How Your Business Can Survive The Great Resignation

Naturally, the coronavirus (COVID-19) has given people a lot to think about and forced many of them to experience things that otherwise might not have been considered or faced for a long time.

Employees oppose a return to full-time office life. After experiencing burnout and a high workload, as the boundaries between work and personal life blurred, employees are now demanding better and expecting more.

Many are now taking a proactive approach that there is more to life than work, by voting with their feet.

This way, they can ensure that they avoid a lack of fulfillment at work, by seeking alternative roles in workplaces in which they feel valued and useful.

The proof

The month of May 2022 UK Labor Force Survey published by the Office for National Statistics, showed quits and job changes in the UK were at an all-time high.

A survey of Randstad UK recruiters found that 24% of workers actively plan to change employers within three to six months, compared to the usual 11%.

These figures seem conservative considering the January 2022 Airwaves poll which shows that half of workers plan to leave their jobs this year.

The driving force behind this? The desire to achieve a better work-life balance.

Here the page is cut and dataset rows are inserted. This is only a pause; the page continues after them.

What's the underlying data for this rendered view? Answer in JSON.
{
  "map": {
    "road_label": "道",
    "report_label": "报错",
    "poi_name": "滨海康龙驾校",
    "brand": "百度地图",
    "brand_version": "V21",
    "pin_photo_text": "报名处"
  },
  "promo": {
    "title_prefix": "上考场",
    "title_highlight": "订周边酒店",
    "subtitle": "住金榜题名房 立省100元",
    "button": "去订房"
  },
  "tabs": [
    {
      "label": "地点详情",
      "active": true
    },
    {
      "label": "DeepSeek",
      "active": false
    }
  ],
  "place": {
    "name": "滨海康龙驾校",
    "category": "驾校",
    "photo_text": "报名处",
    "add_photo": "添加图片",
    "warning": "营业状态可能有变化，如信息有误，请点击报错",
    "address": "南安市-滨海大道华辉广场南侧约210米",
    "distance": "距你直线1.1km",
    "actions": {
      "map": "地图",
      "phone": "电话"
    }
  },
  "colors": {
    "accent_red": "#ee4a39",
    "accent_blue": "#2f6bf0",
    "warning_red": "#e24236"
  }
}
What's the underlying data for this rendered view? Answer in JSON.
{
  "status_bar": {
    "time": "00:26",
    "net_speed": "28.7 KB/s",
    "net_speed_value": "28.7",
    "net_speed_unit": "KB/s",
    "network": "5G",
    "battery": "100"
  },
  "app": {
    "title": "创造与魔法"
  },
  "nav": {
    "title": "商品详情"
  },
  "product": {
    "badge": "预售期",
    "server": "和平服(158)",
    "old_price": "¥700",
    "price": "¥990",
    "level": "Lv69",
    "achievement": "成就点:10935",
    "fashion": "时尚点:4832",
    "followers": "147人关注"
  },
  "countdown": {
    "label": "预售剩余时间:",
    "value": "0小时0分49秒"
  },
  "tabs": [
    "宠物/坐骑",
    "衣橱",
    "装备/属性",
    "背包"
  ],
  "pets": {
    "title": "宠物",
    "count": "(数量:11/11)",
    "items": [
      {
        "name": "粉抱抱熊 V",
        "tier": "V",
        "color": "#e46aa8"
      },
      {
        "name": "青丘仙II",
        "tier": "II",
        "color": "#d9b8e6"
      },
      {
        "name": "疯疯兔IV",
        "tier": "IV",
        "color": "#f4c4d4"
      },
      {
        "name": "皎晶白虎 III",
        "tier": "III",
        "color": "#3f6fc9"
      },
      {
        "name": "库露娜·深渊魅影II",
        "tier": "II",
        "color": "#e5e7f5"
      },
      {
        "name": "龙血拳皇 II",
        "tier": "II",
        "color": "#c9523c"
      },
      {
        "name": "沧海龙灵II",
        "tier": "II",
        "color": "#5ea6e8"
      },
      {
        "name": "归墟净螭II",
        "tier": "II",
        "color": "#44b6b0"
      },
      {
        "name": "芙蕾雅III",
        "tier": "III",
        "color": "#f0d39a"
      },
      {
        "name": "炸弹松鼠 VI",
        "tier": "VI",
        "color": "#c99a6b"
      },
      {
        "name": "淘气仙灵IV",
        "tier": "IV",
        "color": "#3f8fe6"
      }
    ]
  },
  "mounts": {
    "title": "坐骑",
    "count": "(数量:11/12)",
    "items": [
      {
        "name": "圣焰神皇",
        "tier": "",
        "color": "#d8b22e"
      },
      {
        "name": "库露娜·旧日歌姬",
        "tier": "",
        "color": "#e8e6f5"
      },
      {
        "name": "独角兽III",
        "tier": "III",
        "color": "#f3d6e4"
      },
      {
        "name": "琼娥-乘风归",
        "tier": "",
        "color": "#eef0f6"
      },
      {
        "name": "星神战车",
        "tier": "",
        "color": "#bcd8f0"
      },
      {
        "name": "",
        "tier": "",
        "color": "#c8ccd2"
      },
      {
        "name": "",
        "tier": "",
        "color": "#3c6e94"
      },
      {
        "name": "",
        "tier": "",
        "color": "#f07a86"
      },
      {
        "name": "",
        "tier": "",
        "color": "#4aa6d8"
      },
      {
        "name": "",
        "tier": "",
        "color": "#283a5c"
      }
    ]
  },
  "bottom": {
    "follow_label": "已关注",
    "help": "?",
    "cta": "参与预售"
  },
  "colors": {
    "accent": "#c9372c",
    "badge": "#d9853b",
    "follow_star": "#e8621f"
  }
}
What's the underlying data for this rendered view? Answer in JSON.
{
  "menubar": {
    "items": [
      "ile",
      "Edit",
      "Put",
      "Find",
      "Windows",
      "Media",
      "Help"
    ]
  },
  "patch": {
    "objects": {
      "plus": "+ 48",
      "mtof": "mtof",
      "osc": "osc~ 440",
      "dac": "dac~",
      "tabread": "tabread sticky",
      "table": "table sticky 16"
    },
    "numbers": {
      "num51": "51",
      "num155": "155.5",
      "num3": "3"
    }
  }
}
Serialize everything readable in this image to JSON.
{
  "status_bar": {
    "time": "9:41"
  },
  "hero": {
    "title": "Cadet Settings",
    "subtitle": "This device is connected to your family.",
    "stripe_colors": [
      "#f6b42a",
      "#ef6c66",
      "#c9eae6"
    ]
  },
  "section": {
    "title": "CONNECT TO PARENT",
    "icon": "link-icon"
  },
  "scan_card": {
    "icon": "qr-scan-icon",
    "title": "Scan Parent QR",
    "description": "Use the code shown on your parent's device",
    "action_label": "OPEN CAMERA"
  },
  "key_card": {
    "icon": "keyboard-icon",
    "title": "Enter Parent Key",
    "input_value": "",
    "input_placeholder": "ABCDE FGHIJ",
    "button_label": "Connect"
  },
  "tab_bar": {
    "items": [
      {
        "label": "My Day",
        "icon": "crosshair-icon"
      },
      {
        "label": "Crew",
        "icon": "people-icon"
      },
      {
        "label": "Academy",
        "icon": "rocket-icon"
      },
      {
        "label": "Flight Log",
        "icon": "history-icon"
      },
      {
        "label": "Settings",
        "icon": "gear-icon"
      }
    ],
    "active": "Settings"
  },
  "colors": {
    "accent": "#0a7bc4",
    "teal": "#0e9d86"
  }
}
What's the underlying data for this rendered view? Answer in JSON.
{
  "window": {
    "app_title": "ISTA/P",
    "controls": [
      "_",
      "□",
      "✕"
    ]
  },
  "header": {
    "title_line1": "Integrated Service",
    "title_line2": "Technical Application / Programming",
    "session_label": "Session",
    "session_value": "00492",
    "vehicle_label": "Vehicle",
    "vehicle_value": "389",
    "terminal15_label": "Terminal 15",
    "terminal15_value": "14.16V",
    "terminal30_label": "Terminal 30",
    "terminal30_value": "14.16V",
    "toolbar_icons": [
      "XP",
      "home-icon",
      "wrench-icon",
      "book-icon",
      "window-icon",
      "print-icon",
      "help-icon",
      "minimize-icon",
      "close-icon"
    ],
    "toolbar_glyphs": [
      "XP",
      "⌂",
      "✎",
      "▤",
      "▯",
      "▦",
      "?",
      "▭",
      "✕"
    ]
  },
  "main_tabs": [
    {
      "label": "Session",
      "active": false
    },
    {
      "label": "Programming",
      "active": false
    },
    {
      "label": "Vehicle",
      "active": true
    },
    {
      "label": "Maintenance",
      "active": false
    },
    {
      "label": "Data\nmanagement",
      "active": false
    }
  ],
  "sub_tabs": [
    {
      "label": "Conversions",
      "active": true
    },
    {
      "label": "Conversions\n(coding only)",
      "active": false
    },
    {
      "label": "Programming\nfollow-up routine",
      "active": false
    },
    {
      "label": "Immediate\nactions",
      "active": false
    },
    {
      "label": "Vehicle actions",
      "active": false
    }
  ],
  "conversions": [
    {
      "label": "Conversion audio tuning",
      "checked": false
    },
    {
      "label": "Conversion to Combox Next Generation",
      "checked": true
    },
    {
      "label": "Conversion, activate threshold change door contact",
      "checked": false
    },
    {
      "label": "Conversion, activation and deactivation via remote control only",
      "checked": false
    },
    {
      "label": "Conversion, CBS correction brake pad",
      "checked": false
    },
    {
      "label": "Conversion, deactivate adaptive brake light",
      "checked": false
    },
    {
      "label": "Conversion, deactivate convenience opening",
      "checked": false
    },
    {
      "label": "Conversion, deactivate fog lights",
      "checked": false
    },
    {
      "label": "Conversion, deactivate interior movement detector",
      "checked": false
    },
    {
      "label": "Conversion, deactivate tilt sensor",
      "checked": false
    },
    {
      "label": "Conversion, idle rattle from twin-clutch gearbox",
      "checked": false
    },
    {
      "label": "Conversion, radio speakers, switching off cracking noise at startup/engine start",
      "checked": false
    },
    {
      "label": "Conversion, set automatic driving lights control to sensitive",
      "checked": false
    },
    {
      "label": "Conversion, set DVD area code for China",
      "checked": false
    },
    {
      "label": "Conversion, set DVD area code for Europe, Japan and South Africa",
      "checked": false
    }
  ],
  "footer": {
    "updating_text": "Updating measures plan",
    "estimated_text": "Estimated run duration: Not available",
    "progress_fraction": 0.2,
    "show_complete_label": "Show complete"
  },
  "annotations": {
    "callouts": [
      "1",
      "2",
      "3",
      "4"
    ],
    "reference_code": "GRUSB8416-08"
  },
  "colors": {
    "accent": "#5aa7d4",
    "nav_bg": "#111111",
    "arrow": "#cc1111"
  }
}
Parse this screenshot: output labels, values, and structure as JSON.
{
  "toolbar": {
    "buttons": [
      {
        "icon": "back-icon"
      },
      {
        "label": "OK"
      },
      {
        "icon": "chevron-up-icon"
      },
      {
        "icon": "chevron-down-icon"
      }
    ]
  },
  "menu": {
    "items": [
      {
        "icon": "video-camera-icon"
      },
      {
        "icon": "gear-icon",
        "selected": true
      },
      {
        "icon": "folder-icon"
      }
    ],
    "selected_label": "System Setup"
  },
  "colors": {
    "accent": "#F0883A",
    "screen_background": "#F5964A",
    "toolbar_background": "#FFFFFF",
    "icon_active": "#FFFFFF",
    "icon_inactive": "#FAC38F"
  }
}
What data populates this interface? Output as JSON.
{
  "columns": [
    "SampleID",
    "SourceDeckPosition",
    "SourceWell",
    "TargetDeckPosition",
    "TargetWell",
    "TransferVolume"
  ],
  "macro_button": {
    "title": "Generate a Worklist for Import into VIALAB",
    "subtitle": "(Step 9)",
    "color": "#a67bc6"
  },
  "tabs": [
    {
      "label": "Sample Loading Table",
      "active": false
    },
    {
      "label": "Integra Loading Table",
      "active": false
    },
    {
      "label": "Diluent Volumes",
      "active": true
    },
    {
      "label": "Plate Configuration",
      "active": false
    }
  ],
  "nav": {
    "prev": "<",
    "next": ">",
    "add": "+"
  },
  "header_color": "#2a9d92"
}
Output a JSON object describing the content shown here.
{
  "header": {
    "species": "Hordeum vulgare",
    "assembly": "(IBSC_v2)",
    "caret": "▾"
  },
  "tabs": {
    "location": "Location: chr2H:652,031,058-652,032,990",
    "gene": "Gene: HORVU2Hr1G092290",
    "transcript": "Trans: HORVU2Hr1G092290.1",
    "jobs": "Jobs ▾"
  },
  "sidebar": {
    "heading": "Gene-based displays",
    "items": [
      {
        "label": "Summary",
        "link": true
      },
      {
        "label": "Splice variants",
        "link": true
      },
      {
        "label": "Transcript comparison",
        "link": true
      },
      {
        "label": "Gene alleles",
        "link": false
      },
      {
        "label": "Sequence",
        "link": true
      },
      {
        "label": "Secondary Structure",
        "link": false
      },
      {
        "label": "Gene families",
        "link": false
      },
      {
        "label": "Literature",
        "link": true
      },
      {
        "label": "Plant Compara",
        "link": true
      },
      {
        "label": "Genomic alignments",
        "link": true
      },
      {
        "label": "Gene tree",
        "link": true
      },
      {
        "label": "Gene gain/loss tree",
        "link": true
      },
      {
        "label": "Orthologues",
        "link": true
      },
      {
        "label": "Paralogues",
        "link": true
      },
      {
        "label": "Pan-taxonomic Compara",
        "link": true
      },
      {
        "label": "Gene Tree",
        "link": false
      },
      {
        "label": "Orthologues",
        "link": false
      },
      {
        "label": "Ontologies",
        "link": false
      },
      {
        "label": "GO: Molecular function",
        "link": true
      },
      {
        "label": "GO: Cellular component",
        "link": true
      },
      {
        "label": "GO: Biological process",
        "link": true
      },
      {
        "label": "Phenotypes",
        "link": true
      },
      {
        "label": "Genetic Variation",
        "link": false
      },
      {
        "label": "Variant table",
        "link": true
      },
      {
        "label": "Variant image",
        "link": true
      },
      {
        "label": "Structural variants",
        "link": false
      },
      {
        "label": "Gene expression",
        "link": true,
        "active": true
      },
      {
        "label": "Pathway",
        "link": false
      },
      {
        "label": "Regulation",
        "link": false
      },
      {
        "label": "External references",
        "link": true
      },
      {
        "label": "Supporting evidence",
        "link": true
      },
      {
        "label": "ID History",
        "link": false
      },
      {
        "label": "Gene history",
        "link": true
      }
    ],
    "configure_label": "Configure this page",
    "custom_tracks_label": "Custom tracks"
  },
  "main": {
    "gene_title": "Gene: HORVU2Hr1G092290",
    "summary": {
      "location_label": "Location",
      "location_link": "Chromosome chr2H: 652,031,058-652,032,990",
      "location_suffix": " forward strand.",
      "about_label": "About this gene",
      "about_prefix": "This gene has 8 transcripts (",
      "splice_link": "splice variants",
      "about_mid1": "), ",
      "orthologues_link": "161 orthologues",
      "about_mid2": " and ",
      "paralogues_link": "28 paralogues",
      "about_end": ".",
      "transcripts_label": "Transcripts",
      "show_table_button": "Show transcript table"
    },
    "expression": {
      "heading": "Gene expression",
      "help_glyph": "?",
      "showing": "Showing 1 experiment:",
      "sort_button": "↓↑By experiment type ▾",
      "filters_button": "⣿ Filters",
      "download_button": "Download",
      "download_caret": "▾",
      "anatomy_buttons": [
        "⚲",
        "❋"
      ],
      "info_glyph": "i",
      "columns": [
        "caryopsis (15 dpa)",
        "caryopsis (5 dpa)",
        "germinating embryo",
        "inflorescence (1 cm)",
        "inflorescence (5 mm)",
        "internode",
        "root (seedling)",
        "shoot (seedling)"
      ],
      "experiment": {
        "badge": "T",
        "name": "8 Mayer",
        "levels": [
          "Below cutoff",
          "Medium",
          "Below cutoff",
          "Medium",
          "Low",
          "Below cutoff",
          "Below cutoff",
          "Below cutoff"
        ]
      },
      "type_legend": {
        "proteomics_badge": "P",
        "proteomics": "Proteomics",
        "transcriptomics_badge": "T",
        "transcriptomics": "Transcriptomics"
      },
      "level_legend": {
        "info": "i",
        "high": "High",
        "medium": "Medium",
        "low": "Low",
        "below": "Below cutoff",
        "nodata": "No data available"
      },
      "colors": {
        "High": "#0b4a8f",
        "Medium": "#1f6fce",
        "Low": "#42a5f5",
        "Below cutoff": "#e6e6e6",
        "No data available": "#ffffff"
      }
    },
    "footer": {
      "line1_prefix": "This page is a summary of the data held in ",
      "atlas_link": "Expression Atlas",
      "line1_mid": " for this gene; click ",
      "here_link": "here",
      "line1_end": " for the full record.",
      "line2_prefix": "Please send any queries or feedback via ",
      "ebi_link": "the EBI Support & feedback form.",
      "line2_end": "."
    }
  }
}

So what is the solution ?

Throwing money at the problem may be tempting, but it’s actually not the quick or easy fix that people think it is.

While initially, particularly in North America, law firms have sought to stem the tide of resignations by increasing pay and salaries, this is not a sustainable long-term solution.

Culture change takes time.

The traditional business model of goals and billable hours is now under intense scrutiny. Old ways of working will no longer be washed away in the post-pandemic “new normal”.

So, is your company ready to withstand the big quit in the UK? Here are three ways your law firm can improve its culture to stay afloat.

1. Continue to embrace hybrid working

Statistics tell us that the predominant reason for the trends associated with the Great Quit is employees’ pursuit of a better work-life balance.

The pandemic has demonstrated to the world that, however uncomfortable the experience, law firms can quickly adapt to change if necessary.

We have seen rapid developments in technology, which has enabled changes, such as remote hearings and lawyers continuing their legal work from home.

These changes, which people previously thought would happen 50 years from now, have allowed the legal market to become much more accessible.

Without an ongoing commitment to hybrid working, law firms face a fate similar to Blockbuster, or many other firms that haven’t changed over time.

Adapt or die, it’s as simple as that.

In doing so, companies cater to all requirements – from interns who seek regular touchpoints with mentors and daily office life, to working parents who have found working from home to be beneficial in balancing their careers and family life.

As an extension of this, employees would benefit from the companies reviewing billable hours and the goal-based business model.

Companies that focus on production rather than inputs are more likely to be able to entice employees to stay or entice them to join.

2. Speak out about wellness

Clearly one employee complaint is about the feeling that they are now “living off the job”, as opposed to working from home.

It seems inevitable that post-pandemic work and life will be much more “blended” than ever before.

Companies can improve their culture by genuinely encouraging healthy boundaries, not only for those who wish to continue working primarily from home, but also for those who are in the office.

  • Educate leaders on the value and benefits of promoting and setting healthy boundaries
  • creating an environment of awareness of the damage caused by the 24/7 reactive culture to mental health and well-being
  • encourage leaders to log off and stop working reasonable hours – whether at home or in the office
  • be aware of the potential impact on recipients of sending emails outside normal business hours
  • introduce and take wellness days

This will lead by example and exhibit behavior that will positively influence the culture of the law firm for the better.

3. Prioritize employee engagement.

If employees feel valued and heard, they will be held back because they won’t want to go anywhere else.

External talent will also be attracted, seeing what a fun place the company is to work.

There are easy wins here, provided the workplace is culturally psychologically safe (learn more about psychologically safe workplaces) and allows people to speak freely without fear.

Encourage open communication and employee feedback. Whether through individual surveys or employee engagement surveys. This way you can demonstrate that people are valued and recognized in a meaningful way.

Ask people what they want and try to deliver it. Especially around flexible working and career progression, as long as it’s reasonable when balanced against business needs.

I expand on this last point (about career progression, ‘your way’), in my recent TEDx talk.

Encourage positive relationships with those working from home to trust them to get things done without the need for micromanagement.

The productivity of those working from home throughout the pandemic has skyrocketed, after all!

Trust is the key. But showing appreciation, especially when people are working remotely and can sometimes feel disparate or disconnected from the office team, is also a helpful strategy.


How law firms respond to the needs of current or potential employees will undoubtedly determine their ability to withstand the great resignation of the legal profession.

In order to avoid the potentially negative consequences of the Great Resignation, companies should:

  • ensure there is a healthy alignment between employer and employee
  • continue to embrace flexible and hybrid working
  • reflect changing talent expectations
  • keep well-being, trust and open communication at heart

Time will tell if – culturally – companies have done enough.

The opinions expressed in our blogs are those of the authors and do not necessarily reflect those of the Law Society.